Return the data below exactly, please, but drop the pictures.

● DATA FOR REVIEW:

= = = = = = =

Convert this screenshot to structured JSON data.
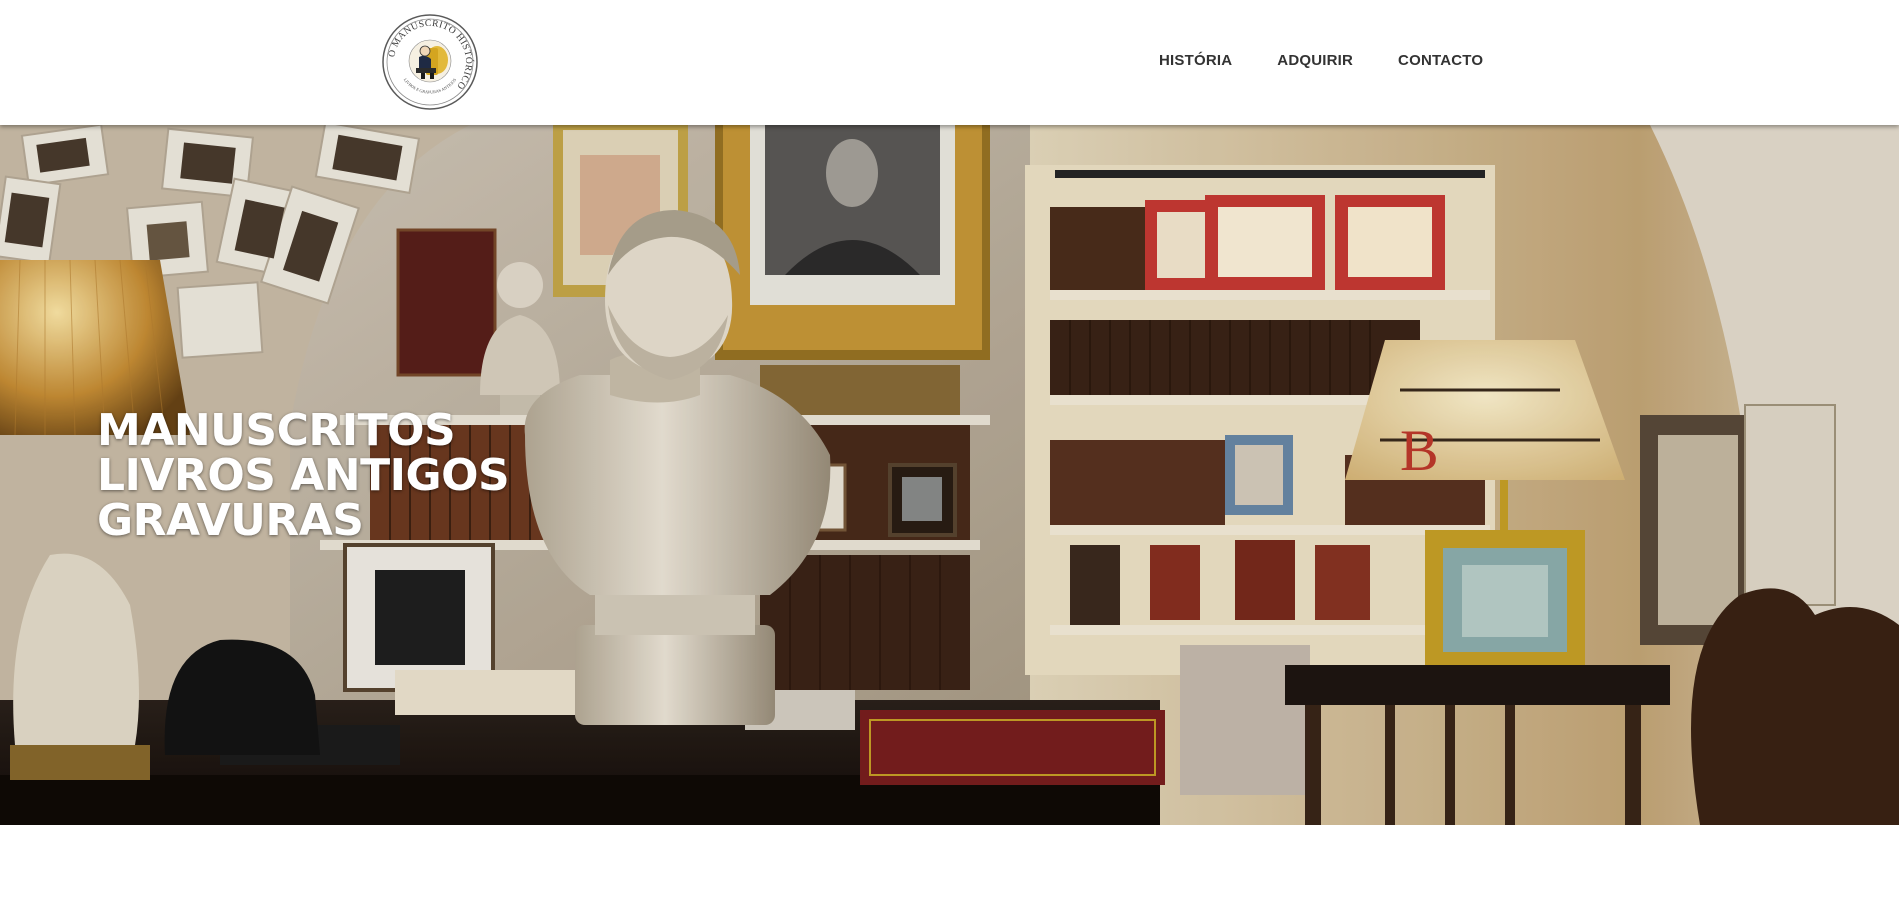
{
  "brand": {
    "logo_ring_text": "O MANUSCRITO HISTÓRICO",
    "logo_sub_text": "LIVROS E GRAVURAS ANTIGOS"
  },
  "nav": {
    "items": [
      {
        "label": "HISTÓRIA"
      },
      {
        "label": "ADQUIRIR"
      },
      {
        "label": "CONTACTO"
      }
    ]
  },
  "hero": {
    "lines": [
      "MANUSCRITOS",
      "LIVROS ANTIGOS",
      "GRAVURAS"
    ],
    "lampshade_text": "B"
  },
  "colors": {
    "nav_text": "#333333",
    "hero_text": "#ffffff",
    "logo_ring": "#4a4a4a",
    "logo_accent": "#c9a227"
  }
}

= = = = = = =

● YOUR RESPONSE:
Convert this screenshot to structured JSON data.
{
  "brand": {
    "logo_ring_text": "O MANUSCRITO HISTÓRICO",
    "logo_sub_text": "LIVROS E GRAVURAS ANTIGOS"
  },
  "nav": {
    "items": [
      {
        "label": "HISTÓRIA"
      },
      {
        "label": "ADQUIRIR"
      },
      {
        "label": "CONTACTO"
      }
    ]
  },
  "hero": {
    "lines": [
      "MANUSCRITOS",
      "LIVROS ANTIGOS",
      "GRAVURAS"
    ],
    "lampshade_text": "B"
  },
  "colors": {
    "nav_text": "#333333",
    "hero_text": "#ffffff",
    "logo_ring": "#4a4a4a",
    "logo_accent": "#c9a227"
  }
}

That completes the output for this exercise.